As well-rounded as they come, Givens is averaging 7.5 points, 5.8 rebounds, 2.1 assists, 1.6 steals and 1.2 blocks per game, and sits atop the team in rebounds, assists and blocks.

Victoria Davis: Another player who seemed to enjoy playing against the Aggies was Davis. She shot 5 of 6 from the field and 3 of 4 from behind the arc, earning 13 points – which, at the time, tied her season high.

She has since passed that mark, in a heroic performance against Colorado State. Her first time leading the team in scoring all season, she scored 21 points and willed the Wolf Pack past a very good Rams team in a convincing 78-51 victory, going 7 of 12 from the field and 5 of 8 from deep with four rebounds and five assists.

She came back to earth in her previous outing, but is still dangerous. On the season she is shooting 32.4 percent from behind the arc, but she’s heating up, shooting 62.5 percent from deep since the last matchup with Utah State. Even since opening the Mountain West slate, now eight games ago, she is shooting 41.3 percent from three, averaging 9.1 points, 3.1 rebounds and 1.6 assists in league play.

Stats To Know

Free Throw Rate: If Utah State plays it right, there could be a pretty large free-throw discrepancy in favor of the Aggies.
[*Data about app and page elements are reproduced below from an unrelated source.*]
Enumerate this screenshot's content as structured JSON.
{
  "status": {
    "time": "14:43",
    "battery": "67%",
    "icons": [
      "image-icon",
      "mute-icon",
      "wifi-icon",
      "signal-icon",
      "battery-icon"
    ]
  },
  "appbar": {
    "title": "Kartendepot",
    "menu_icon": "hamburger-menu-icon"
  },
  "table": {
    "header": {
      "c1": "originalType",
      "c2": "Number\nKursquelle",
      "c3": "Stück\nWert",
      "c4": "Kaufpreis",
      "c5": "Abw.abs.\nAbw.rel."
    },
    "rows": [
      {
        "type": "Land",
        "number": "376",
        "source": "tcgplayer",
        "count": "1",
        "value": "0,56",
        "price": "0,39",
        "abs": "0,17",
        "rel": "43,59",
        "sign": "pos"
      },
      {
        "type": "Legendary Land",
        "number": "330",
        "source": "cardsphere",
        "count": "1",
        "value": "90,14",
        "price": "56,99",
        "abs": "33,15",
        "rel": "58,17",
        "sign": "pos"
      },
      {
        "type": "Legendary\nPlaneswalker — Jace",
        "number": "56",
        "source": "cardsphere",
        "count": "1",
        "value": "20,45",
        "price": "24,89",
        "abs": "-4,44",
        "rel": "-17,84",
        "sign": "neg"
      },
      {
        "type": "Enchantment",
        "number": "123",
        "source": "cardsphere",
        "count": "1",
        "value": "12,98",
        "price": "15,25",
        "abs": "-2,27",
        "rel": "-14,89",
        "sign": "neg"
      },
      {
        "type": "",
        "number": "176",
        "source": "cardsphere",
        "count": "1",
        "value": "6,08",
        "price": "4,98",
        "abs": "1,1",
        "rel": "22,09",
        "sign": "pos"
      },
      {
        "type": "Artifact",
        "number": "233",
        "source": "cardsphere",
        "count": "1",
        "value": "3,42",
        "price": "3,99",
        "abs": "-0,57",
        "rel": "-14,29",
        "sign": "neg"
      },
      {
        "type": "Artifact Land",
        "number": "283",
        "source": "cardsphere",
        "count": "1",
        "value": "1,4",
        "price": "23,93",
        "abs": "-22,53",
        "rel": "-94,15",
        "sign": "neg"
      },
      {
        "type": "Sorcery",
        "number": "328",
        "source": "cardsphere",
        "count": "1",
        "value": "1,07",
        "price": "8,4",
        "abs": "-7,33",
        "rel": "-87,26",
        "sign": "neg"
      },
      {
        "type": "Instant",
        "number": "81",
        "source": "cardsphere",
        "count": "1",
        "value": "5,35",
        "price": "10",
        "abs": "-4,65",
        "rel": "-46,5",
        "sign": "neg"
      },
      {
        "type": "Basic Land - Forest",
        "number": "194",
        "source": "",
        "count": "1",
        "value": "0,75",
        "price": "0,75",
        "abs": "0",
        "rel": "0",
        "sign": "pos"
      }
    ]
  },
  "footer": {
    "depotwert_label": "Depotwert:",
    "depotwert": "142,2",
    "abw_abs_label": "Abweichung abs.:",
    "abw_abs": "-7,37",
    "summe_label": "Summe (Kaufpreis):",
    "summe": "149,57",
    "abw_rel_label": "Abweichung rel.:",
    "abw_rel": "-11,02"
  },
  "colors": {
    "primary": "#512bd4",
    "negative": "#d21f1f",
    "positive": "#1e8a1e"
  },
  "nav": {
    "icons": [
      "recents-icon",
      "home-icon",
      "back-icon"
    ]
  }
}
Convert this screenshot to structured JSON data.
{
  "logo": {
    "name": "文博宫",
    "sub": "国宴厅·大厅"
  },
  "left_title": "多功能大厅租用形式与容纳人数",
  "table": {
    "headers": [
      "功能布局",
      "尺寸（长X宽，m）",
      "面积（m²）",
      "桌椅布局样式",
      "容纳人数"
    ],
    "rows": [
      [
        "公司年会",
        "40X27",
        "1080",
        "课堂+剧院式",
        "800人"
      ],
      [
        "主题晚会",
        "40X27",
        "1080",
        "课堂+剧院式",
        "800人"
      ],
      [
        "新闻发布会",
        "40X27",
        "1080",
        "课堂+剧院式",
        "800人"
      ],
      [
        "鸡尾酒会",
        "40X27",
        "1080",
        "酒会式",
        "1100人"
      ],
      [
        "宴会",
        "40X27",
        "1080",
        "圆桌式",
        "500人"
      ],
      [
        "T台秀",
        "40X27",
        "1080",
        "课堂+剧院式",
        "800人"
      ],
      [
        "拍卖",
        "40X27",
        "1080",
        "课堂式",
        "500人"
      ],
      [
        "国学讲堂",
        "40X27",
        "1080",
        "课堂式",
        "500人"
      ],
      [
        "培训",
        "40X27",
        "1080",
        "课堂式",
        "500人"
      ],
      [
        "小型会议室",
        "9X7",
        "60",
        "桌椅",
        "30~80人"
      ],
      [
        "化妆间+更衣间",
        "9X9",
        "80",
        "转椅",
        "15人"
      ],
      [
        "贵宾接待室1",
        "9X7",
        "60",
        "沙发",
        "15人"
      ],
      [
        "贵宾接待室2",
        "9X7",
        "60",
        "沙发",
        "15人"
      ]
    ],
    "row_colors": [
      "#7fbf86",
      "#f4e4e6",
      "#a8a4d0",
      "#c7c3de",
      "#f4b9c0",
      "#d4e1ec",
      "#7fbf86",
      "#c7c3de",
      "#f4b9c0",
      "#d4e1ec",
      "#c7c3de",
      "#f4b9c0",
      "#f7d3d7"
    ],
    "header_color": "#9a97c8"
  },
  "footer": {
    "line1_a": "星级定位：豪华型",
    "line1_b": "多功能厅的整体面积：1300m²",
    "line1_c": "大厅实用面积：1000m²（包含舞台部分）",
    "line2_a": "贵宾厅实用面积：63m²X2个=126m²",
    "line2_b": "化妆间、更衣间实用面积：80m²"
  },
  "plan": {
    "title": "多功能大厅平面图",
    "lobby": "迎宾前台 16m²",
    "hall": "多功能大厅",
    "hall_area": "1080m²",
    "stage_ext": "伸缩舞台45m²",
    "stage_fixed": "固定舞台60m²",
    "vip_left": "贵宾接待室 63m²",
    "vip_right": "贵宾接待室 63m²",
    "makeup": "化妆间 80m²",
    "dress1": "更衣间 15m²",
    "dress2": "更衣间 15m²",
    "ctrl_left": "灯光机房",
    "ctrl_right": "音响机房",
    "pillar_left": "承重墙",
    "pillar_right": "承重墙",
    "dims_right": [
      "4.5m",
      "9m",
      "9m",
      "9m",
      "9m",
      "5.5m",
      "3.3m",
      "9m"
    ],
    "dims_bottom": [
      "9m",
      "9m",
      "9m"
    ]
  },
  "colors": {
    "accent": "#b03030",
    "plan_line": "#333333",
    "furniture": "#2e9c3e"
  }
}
Nevada does not get to the line often, but does frequently send opponents to the stripe, carrying a free throw rate of 13.0 percent, most of which comes from Roden.

On the other end, this aggressive defense sends opponents to the line frequently, allowing an 18.5 percent free-throw rate that ranks 275th nationally.
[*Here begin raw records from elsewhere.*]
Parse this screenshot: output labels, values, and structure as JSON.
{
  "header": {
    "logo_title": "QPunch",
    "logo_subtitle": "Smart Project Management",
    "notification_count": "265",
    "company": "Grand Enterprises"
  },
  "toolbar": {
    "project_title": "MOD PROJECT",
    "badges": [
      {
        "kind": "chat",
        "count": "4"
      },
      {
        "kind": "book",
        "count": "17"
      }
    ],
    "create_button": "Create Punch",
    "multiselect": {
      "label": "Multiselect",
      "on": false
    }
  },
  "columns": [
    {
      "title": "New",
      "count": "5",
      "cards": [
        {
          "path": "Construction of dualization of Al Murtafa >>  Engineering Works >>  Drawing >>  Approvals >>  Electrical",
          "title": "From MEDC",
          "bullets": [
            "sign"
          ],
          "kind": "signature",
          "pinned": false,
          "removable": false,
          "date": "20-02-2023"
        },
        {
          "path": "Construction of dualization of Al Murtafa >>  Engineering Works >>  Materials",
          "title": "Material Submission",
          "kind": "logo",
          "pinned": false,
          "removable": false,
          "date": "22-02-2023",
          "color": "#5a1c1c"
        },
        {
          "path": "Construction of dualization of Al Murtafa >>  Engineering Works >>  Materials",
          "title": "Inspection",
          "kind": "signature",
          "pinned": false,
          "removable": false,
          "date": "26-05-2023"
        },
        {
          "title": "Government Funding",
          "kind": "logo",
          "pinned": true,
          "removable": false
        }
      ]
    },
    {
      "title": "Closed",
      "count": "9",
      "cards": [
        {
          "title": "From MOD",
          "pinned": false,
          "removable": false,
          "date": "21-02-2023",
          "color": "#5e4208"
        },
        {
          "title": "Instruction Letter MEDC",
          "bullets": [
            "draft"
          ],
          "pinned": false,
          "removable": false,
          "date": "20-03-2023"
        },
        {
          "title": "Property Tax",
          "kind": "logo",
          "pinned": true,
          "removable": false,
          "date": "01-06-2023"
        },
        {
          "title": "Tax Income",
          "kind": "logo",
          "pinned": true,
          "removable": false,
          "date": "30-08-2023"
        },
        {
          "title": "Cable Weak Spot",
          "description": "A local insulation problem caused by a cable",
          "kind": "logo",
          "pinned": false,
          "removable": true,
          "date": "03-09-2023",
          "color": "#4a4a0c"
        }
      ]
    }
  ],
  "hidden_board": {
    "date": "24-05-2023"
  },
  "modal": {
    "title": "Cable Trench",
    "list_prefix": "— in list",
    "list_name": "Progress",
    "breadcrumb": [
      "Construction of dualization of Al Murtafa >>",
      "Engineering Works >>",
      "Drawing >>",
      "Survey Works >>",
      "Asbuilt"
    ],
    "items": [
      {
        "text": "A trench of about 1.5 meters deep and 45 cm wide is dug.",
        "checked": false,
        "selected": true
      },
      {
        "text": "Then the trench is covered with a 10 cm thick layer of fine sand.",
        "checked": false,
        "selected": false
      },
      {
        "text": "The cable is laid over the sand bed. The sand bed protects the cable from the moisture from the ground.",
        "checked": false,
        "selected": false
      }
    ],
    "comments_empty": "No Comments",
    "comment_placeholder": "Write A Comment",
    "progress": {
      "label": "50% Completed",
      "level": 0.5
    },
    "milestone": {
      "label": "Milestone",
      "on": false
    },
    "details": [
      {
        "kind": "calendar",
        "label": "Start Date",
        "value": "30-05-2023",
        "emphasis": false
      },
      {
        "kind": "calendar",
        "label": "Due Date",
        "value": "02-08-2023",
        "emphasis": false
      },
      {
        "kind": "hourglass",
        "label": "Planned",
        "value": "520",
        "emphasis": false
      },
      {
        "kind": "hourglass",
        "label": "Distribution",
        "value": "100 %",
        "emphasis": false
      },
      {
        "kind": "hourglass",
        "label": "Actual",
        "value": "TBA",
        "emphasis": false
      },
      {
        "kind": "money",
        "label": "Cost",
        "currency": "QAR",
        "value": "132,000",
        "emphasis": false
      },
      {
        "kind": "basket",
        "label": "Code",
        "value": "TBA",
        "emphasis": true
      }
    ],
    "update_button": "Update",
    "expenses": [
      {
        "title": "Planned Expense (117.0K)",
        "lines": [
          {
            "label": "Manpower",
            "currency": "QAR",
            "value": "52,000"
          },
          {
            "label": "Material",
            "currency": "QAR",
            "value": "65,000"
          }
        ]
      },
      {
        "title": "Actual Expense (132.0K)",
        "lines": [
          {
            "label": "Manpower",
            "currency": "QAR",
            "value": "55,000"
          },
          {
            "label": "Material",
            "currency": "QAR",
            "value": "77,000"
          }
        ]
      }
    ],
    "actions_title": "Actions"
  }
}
Utah State is, in theory, equipped to take advantage. The Aggies have been good at getting to the line, earning a 19.3 percent free-throw rate, but they need to cut back on their own fouls to really garner an advantage here. USU's 18.7 percent defensive free-throw rate ranks even lower than Nevada's, checking in at No. 281.
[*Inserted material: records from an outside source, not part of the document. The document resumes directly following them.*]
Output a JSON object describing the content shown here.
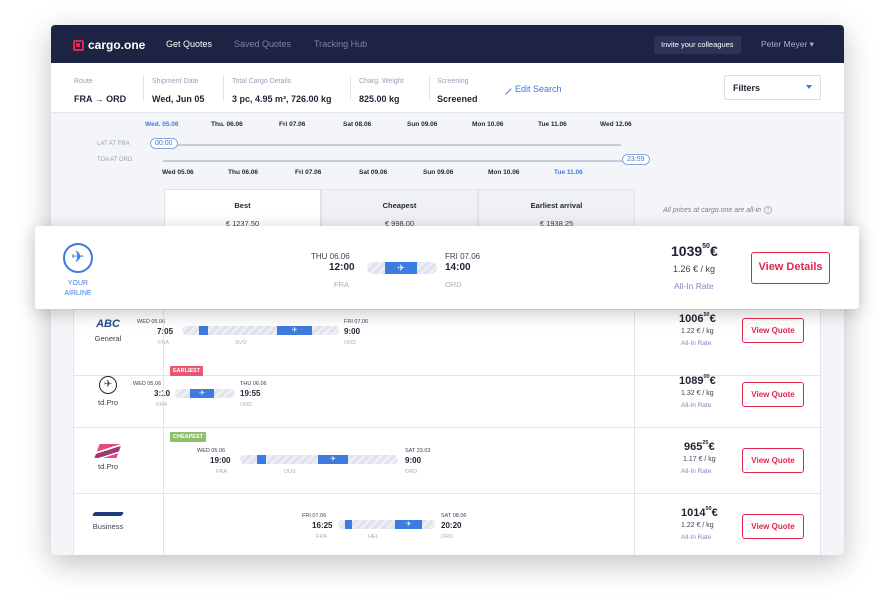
{
  "brand": "cargo.one",
  "nav": {
    "items": [
      "Get Quotes",
      "Saved Quotes",
      "Tracking Hub"
    ],
    "invite": "Invite your colleagues",
    "user": "Peter Meyer ▾"
  },
  "search": {
    "route": {
      "label": "Route",
      "value": "FRA → ORD"
    },
    "date": {
      "label": "Shipment Date",
      "value": "Wed, Jun 05"
    },
    "cargo": {
      "label": "Total Cargo Details",
      "value": "3 pc, 4.95 m³, 726.00 kg"
    },
    "weight": {
      "label": "Charg. Weight",
      "value": "825.00 kg"
    },
    "screening": {
      "label": "Screening",
      "value": "Screened"
    },
    "edit": "Edit Search",
    "filters": "Filters"
  },
  "dates": {
    "top": [
      "Wed. 05.06",
      "Thu. 06.06",
      "Fri 07.06",
      "Sat 08.06",
      "Sun 09.06",
      "Mon 10.06",
      "Tue 11.06",
      "Wed 12.06"
    ],
    "bottom": [
      "Wed 05.06",
      "Thu 06.06",
      "Fri 07.06",
      "Sat 09.06",
      "Sun 09.06",
      "Mon 10.06",
      "Tue 11.06"
    ],
    "lat_label": "LAT AT FRA",
    "toa_label": "TOA AT ORD",
    "lat_value": "00:00",
    "toa_value": "23:59"
  },
  "tabs": [
    {
      "title": "Best",
      "price": "€ 1237.50"
    },
    {
      "title": "Cheapest",
      "price": "€ 998.00"
    },
    {
      "title": "Earliest arrival",
      "price": "€ 1938.25"
    }
  ],
  "allin_note": "All prices at cargo.one are all-in",
  "featured": {
    "airline": "YOUR AIRLINE",
    "dep_date": "THU 06.06",
    "dep_time": "12:00",
    "dep_ap": "FRA",
    "arr_date": "FRI 07.06",
    "arr_time": "14:00",
    "arr_ap": "ORD",
    "price_int": "1039",
    "price_dec": "50",
    "currency": "€",
    "per_kg": "1.26 € / kg",
    "rate": "All-In Rate",
    "button": "View Details"
  },
  "quotes": [
    {
      "airline": "General",
      "logo": "ABC",
      "badge": "",
      "dep_date": "WED 05.06",
      "dep_time": "7:05",
      "dep_ap": "FRA",
      "via": "SVO",
      "arr_date": "FRI 07.06",
      "arr_time": "9:00",
      "arr_ap": "ORD",
      "price_int": "1006",
      "price_dec": "50",
      "per_kg": "1.22 € / kg",
      "rate": "All-In Rate",
      "button": "View Quote"
    },
    {
      "airline": "td.Pro",
      "logo": "",
      "badge": "EARLIEST",
      "dep_date": "WED 05.06",
      "dep_time": "3:10",
      "dep_ap": "FRA",
      "via": "",
      "arr_date": "THU 06.06",
      "arr_time": "19:55",
      "arr_ap": "ORD",
      "price_int": "1089",
      "price_dec": "00",
      "per_kg": "1.32 € / kg",
      "rate": "All-In Rate",
      "button": "View Quote"
    },
    {
      "airline": "td.Pro",
      "logo": "",
      "badge": "CHEAPEST",
      "dep_date": "WED 05.06",
      "dep_time": "19:00",
      "dep_ap": "FRA",
      "via": "DUS",
      "arr_date": "SAT 23.03",
      "arr_time": "9:00",
      "arr_ap": "ORD",
      "price_int": "965",
      "price_dec": "25",
      "per_kg": "1.17 € / kg",
      "rate": "All-In Rate",
      "button": "View Quote"
    },
    {
      "airline": "Business",
      "logo": "",
      "badge": "",
      "dep_date": "FRI 07.06",
      "dep_time": "16:25",
      "dep_ap": "FRA",
      "via": "HEL",
      "arr_date": "SAT 08.06",
      "arr_time": "20:20",
      "arr_ap": "ORD",
      "price_int": "1014",
      "price_dec": "50",
      "per_kg": "1.22 € / kg",
      "rate": "All-In Rate",
      "button": "View Quote"
    }
  ],
  "colors": {
    "navy": "#1d2342",
    "accent": "#e5234e",
    "blue": "#3c7be0",
    "earliest": "#e8566f",
    "cheapest": "#8cc16a"
  }
}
Rebound Rate: Nevada does not rebound the ball well. The Aggies have struggled on the boards as well, but there is an opportunity for progress here – one which Utah State needs to take if it wants to compete in Reno.

One hope on this front is the continued emergence of freshman center Gracie Johnson, who has been very strong on the glass in limited minutes. On the year, Nevada is 263rd in total rebound rate (47.7 percent), which is still enough to edge out the Aggies at No. 287 (46.8 percent).

Assist Rate: Like Utah State’s, Nevada’s offense does not rely on assisted shots. Nevada has an assisted shot rate of 48.3 percent, slightly higher than Utah State's 45.8 percent.

The major difference between the way the two teams pass the ball is that Nevada can complete a pass – which has been an issue all season for the Aggies. Nevada's 17.2 percent turnover rate is among the better marks in the league (62nd nationally), and hardly compares to Utah State's dreadful 25.1 percent rate (349th). Nevada doesn't load up on assists as a matter of offensive strategy, relying on solid isolation scorers. Utah State doesn’t because it can’t.

A player to watch here for the Wolf Pack is Maxie, the 5-8 freshman guard. She's still learning where she fits into this team and developing her game, but she’s doing so in a hurry – which is badly needed with Jacobs sidelined. Maxie isn't much of a scorer yet, but she's averaging 2.1 assists on the year, and does well to find the primary scorers within her offense.

Parker Ballantyne covers Utah State women's basketball for The Aggship. You can follow him on Twitter at @PShark14 for updates on the Aggies.